── Records shown

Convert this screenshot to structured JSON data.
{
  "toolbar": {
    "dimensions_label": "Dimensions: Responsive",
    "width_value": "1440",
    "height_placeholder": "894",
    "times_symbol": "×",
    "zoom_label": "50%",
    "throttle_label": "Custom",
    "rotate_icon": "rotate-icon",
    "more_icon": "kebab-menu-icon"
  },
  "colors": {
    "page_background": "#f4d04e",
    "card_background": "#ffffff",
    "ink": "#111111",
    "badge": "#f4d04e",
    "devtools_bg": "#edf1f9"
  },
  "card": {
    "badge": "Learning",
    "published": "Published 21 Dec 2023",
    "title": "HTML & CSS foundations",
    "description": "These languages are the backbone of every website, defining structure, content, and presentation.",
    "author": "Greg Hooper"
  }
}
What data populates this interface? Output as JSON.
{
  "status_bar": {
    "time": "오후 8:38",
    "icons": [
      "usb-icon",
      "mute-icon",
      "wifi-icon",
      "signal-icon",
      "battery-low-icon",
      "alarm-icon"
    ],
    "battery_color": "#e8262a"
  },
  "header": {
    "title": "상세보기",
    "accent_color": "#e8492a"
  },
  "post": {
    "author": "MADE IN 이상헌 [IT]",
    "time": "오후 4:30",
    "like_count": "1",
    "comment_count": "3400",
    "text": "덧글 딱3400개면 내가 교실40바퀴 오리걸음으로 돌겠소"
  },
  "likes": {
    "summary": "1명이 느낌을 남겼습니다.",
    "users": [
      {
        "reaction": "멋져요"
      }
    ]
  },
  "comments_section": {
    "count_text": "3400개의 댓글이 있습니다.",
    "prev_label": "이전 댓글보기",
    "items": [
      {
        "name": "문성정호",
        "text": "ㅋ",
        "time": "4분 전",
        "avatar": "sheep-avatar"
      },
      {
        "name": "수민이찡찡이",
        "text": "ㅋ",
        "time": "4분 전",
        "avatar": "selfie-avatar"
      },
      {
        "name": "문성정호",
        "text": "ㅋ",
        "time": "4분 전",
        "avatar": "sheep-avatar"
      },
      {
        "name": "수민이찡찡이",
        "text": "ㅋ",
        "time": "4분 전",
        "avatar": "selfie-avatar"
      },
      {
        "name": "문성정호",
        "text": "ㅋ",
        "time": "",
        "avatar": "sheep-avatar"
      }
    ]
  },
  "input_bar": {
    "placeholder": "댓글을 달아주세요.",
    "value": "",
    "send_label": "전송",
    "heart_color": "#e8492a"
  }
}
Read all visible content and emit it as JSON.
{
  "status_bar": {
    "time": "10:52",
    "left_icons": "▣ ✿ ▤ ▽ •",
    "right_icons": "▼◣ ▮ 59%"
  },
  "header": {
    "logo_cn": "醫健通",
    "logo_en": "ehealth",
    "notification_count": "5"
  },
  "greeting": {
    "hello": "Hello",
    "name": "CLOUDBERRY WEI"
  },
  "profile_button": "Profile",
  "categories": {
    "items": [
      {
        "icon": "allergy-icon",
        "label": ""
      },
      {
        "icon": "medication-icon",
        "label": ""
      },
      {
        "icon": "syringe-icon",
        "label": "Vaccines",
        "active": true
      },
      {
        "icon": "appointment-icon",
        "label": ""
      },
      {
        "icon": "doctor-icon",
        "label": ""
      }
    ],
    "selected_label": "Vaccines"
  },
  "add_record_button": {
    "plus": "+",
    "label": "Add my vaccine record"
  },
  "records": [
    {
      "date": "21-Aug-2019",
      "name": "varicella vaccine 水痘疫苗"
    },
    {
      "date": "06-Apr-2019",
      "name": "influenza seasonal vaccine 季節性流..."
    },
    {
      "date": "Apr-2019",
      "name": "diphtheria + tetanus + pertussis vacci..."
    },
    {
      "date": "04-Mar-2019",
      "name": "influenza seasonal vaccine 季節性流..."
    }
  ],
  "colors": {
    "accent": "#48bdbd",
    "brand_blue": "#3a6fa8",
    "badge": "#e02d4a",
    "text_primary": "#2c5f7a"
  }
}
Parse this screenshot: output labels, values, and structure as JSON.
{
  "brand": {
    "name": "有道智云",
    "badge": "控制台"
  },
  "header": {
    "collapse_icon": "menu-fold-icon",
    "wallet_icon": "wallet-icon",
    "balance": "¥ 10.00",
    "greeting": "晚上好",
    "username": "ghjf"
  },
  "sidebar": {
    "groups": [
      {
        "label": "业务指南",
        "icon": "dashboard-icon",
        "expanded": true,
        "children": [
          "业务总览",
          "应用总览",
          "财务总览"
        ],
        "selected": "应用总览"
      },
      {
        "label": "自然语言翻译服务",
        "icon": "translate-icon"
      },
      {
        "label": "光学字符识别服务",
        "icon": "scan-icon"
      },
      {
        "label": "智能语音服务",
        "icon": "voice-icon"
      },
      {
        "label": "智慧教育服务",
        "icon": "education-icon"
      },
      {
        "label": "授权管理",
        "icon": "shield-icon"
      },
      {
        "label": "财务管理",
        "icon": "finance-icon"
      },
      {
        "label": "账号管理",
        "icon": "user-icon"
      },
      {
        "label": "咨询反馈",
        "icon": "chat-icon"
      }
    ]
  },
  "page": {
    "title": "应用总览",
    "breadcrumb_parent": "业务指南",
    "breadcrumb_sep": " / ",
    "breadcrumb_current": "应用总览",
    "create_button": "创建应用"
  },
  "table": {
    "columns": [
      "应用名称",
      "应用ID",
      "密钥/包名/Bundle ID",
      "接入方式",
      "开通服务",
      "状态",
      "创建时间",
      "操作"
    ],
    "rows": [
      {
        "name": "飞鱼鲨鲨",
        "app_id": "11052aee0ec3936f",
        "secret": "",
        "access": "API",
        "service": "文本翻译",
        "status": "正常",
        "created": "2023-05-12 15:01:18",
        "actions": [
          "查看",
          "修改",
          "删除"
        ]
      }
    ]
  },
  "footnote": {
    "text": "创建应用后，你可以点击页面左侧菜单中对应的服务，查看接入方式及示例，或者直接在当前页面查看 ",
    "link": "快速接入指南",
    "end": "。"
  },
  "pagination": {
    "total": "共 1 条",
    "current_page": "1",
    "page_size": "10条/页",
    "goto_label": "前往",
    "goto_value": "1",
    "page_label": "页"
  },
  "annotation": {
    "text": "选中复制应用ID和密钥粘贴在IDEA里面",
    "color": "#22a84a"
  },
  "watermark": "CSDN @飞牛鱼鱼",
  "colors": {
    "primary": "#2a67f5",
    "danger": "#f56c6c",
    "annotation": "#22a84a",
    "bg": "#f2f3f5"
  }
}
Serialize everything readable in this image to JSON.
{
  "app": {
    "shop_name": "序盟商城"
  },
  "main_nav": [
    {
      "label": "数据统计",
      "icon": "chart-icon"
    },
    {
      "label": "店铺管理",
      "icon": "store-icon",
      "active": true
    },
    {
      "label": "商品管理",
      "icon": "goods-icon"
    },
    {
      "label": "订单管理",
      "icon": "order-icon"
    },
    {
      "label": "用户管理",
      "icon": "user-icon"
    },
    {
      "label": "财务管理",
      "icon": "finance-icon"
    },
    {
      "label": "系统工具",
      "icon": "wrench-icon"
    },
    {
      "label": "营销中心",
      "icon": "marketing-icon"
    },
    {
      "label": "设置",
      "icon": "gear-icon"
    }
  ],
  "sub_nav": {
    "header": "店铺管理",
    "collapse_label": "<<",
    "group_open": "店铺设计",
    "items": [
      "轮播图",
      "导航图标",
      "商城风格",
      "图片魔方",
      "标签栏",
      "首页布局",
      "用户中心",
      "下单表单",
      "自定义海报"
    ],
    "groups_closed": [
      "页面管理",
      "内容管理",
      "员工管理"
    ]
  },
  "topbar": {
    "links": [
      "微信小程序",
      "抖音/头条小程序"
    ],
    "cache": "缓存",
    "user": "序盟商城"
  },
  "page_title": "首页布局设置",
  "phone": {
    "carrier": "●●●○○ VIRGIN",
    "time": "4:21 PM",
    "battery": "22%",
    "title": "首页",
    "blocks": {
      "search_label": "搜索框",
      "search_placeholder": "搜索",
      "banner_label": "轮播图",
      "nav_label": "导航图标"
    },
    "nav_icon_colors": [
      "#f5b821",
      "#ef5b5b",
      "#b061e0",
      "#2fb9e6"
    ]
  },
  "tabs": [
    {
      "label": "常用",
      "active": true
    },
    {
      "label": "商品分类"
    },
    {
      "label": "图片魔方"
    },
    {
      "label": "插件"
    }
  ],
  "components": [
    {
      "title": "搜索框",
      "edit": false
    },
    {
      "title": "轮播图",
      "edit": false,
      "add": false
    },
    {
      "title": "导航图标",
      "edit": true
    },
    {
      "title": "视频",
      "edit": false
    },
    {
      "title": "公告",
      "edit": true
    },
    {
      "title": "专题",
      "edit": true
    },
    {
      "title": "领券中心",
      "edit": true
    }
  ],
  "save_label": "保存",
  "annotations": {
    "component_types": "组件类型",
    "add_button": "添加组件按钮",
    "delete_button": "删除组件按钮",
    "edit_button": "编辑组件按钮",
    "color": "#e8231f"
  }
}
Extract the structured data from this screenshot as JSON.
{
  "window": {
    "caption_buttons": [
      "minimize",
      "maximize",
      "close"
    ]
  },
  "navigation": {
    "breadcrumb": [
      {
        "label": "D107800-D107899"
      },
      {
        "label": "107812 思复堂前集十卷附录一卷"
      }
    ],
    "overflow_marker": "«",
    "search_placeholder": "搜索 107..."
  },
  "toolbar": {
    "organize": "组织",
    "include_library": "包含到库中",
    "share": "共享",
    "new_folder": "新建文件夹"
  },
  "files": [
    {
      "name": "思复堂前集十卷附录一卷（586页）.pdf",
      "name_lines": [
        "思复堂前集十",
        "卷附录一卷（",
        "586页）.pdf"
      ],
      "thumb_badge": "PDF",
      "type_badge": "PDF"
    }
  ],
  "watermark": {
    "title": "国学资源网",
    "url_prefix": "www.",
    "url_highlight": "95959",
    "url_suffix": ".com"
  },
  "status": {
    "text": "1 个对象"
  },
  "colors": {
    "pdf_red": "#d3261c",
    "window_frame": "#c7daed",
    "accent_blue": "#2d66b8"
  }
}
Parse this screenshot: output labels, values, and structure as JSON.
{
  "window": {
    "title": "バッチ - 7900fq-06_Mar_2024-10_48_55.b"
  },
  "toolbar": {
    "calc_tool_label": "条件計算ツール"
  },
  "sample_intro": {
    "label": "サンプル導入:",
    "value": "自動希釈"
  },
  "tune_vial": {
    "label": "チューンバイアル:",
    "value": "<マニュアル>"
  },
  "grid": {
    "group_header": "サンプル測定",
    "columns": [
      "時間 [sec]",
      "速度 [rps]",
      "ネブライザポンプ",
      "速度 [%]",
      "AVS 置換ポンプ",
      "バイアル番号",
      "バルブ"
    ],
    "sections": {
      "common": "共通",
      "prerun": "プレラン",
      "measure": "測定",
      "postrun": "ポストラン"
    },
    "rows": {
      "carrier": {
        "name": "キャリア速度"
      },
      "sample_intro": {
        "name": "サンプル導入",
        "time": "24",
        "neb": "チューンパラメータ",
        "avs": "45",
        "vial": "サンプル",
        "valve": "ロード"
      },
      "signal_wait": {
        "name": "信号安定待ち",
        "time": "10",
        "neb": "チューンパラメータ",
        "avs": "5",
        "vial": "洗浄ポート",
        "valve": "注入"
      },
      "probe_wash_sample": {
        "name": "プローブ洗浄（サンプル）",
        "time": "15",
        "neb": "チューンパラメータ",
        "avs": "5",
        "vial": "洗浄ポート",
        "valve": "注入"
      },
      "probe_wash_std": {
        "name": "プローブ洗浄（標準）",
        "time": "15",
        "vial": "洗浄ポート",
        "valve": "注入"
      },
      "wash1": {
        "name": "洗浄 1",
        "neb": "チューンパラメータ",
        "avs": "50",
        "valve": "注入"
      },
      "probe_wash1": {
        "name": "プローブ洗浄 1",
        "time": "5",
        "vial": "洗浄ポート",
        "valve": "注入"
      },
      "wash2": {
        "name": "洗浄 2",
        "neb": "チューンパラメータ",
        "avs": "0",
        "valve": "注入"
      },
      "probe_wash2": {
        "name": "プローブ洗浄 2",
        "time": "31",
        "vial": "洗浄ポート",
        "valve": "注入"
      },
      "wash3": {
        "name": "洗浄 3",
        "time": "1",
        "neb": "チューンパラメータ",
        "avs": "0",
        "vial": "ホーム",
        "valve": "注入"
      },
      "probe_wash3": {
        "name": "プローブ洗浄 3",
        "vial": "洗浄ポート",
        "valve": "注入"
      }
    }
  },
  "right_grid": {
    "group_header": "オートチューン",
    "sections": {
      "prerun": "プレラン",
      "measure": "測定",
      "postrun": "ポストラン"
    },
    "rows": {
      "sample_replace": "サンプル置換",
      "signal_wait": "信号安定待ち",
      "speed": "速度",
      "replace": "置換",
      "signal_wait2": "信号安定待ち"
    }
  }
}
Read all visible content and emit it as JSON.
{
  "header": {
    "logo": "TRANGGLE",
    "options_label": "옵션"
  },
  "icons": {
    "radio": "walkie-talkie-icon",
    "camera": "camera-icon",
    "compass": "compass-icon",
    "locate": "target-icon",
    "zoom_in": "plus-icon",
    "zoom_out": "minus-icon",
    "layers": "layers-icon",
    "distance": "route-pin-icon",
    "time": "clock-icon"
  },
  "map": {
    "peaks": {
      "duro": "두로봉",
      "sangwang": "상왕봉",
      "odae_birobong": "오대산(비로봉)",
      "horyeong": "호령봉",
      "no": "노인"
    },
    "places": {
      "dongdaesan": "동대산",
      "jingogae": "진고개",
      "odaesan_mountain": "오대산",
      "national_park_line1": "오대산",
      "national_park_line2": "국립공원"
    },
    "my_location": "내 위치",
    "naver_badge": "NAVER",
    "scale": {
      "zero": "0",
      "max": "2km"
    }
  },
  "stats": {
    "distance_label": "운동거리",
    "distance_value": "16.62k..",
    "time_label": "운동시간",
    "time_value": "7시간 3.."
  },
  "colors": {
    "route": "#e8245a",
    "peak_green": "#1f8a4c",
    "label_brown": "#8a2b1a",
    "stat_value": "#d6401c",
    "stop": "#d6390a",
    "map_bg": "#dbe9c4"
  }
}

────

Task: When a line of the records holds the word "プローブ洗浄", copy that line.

Result of this exercise:
        "name": "プローブ洗浄（サンプル）",
        "name": "プローブ洗浄（標準）",
        "name": "プローブ洗浄 1",
        "name": "プローブ洗浄 2",
        "name": "プローブ洗浄 3",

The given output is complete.